Lake Erie Bass are in fall feeding mode now. Toronto residents John and his son James were ready to do battle with some monster smallmouth bass. John and I were leery about the winds as they have been moderate since Saturday afternoon. Over night, the winds were coming out of the Southwest and it was difficult to suggest our morning trip on the big lake would be settled enough. So we had cancelled the trip and we were watching the wind forecast for the afternoon tip scheduled for John and James. A quick morning phone call at 9:00 am suggested that we had a window of opportunity to get out in the afternoon provided we start at around 11am and fish the early afternoon before the forecasted winds were to become moderate once more.
John and his son made the trip to Port Colborne and met us at the ramp at 12:30 pm. From 11:00 am to 12:30 the wind had increased from 10 km to about 20 km coming out of the Northwest. Northwest is an alright direction as it comes offshore, but the forecast for strong winds in the late afternoon told us we needed to get off the water before long.
When starting at Cassidy Reef on the east side of Port Colborne , the South west winds of last night was enough to lead a three ft roll waves on the lake.
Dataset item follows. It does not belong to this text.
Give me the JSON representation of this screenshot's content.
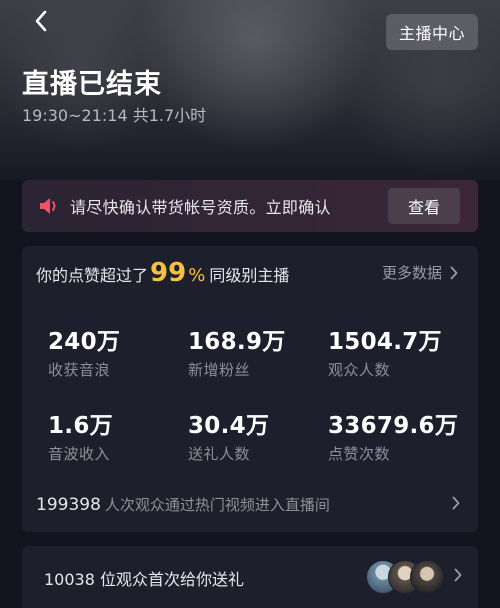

The increasing Northwest winds were adding a different dynamic to the wave direction and how we can predict our drift direction. We initially set up on the windward side of the reef in 35 FOW and then drifted up on top and then off the east side of the reef the whole time we were inside the red can. We immediately connected with fish, but staying hooked up was the tough part. We offered a little bit of instruction on the technique of hook sets and how to fight a fish and soon after James started hooking up on the second drift. This time the drift was changing as it was more of a Northeasterly direction as the winds started to change and come out of the west. Now the wave were building and white caps were forming.
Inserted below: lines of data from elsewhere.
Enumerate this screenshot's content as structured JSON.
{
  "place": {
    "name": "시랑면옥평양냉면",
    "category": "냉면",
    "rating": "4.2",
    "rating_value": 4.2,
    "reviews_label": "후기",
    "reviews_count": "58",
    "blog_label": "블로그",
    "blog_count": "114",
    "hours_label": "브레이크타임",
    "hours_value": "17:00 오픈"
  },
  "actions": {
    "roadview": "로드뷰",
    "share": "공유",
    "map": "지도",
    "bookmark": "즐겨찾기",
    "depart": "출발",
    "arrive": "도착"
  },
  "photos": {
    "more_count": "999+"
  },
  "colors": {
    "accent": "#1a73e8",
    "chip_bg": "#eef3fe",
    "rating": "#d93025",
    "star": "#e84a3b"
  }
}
Drop Shot with Poor Boy Erie Darter Jr was the top producing set-up
James’ personal best was a 16 1/2 “ smallmouth that he caught on there cottage lake up in the Haliberton’s. It was our intention to bump that up a little.
His fourth fish was exactly at 16 ½” and him and his dad were impressed. Not minutes later we scoop up James’ next bass and it gets the wow’s and ah’s as it measures 17 ½ inches. His new personal best! But the story doesn’t end here. More fish come to the boat between John and James and they were having a blast.
Then on a Tube Jig, a solid bite sets up on a brute smallmouth. 22 FOW the fish comes out of the water almost instantly. Now the cheer’s start up as Jame’s is in the fight of his life. The dark coloured smallmouth bulldogs to the bottom taking drag and then comes up on the surface once more with heavy head shaking and white water. Again the yelling and excitement escalates. Then after clearing the driftsock and managing a netting space the fish comes to the surface and id scooped up in the net.
As the fish is revealed in the bottom of the net on the floor of the boat, John and James are ecstatic and are giving high-fives in celebration. John says “That fish is going to be mounted” So without hesitation we put a scale on it and the digital readout is bouncing between 5.1 – 5.4 lbs (we were in the waves and hard to steady the scale). Length was 19 ¾ inches and not only surpassed James’ personal best, but likely will stand as his best bass for years to come.
The wind and waves were building to 4 or 5 ft and it was time to call it a day. We turned to Port and motored in slowly. We sent John and James off on there trek back to Toronto with conversation with Advanced Taxidermy to have the fish prepared for the wall. Now the story of the trip on Lake Erie in the fall of 2010 will be remembered for years to come.